> **Work required**
Each entry is to be given again word for word; images are dropped.
··· Excerpted data
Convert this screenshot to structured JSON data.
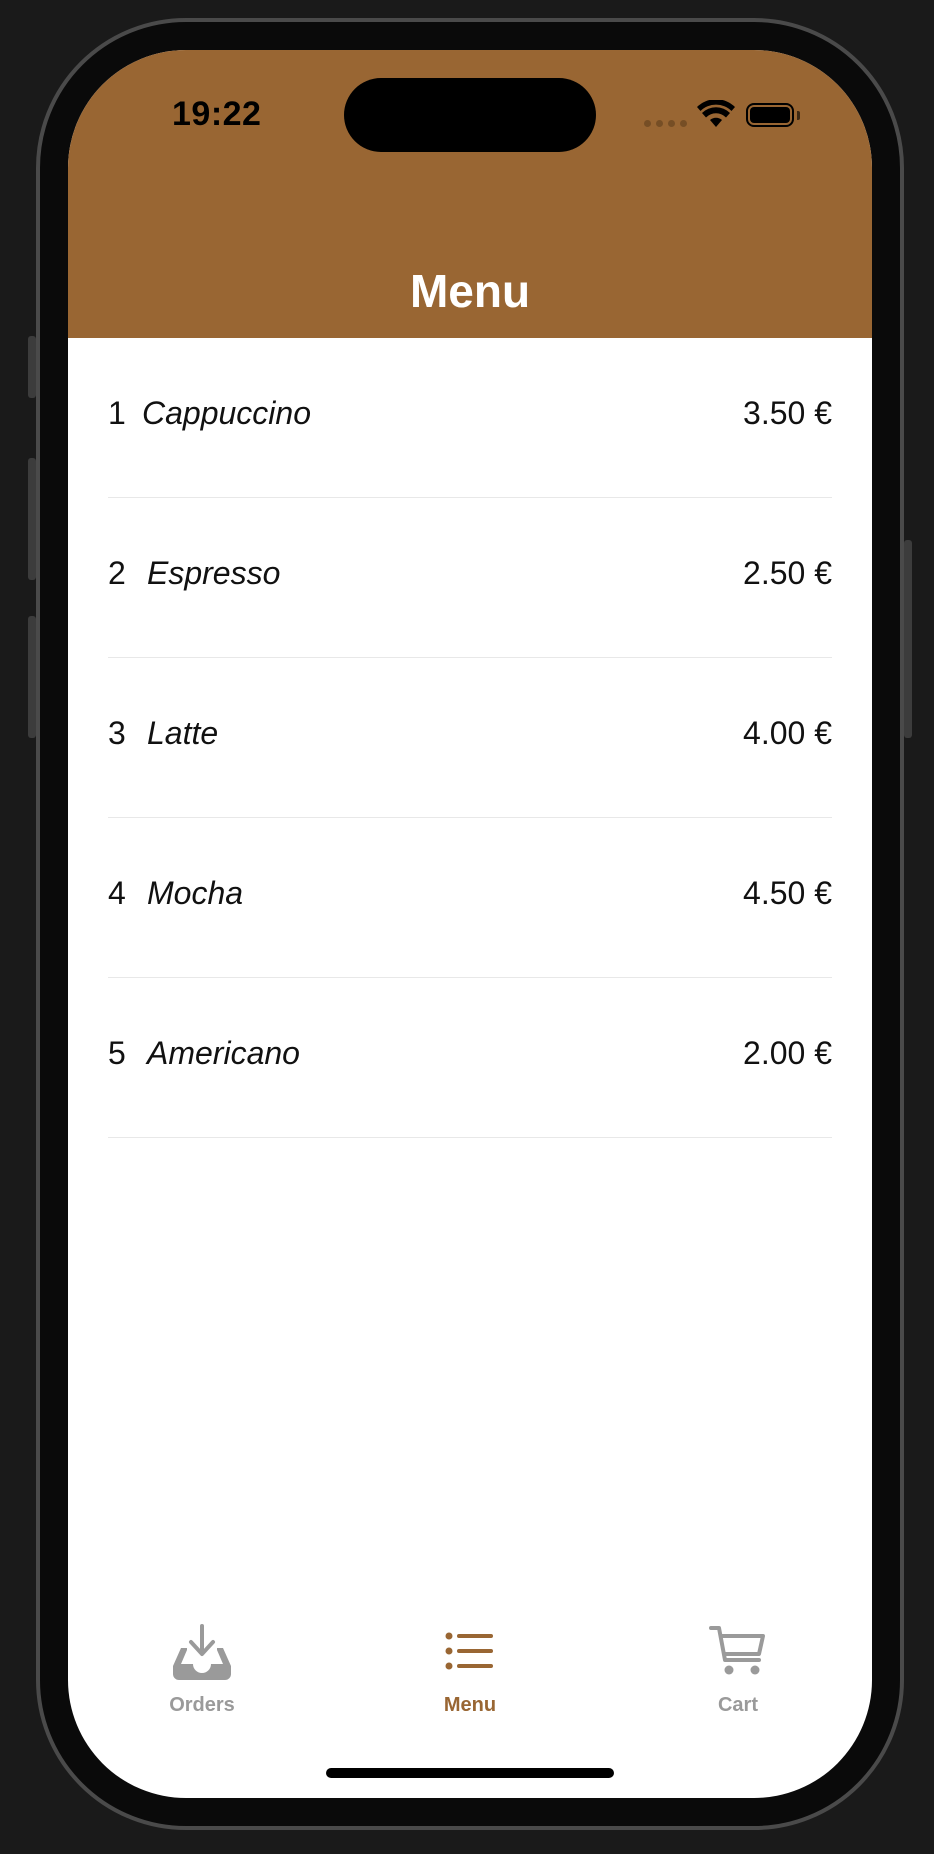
{
  "status_bar": {
    "time": "19:22"
  },
  "nav": {
    "title": "Menu"
  },
  "menu_items": [
    {
      "number": "1",
      "name": "Cappuccino",
      "price": "3.50 €"
    },
    {
      "number": "2",
      "name": "Espresso",
      "price": "2.50 €"
    },
    {
      "number": "3",
      "name": "Latte",
      "price": "4.00 €"
    },
    {
      "number": "4",
      "name": "Mocha",
      "price": "4.50 €"
    },
    {
      "number": "5",
      "name": "Americano",
      "price": "2.00 €"
    }
  ],
  "tabs": [
    {
      "label": "Orders",
      "icon": "tray-download-icon",
      "active": false
    },
    {
      "label": "Menu",
      "icon": "list-icon",
      "active": true
    },
    {
      "label": "Cart",
      "icon": "cart-icon",
      "active": false
    }
  ],
  "colors": {
    "accent": "#996633",
    "inactive_tab": "#9a9a9a",
    "background": "#ffffff",
    "frame": "#1a1a1a"
  }
}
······
> **Answer**
Convert this screenshot to structured JSON data.
{
  "status_bar": {
    "time": "19:22"
  },
  "nav": {
    "title": "Menu"
  },
  "menu_items": [
    {
      "number": "1",
      "name": "Cappuccino",
      "price": "3.50 €"
    },
    {
      "number": "2",
      "name": "Espresso",
      "price": "2.50 €"
    },
    {
      "number": "3",
      "name": "Latte",
      "price": "4.00 €"
    },
    {
      "number": "4",
      "name": "Mocha",
      "price": "4.50 €"
    },
    {
      "number": "5",
      "name": "Americano",
      "price": "2.00 €"
    }
  ],
  "tabs": [
    {
      "label": "Orders",
      "icon": "tray-download-icon",
      "active": false
    },
    {
      "label": "Menu",
      "icon": "list-icon",
      "active": true
    },
    {
      "label": "Cart",
      "icon": "cart-icon",
      "active": false
    }
  ],
  "colors": {
    "accent": "#996633",
    "inactive_tab": "#9a9a9a",
    "background": "#ffffff",
    "frame": "#1a1a1a"
  }
}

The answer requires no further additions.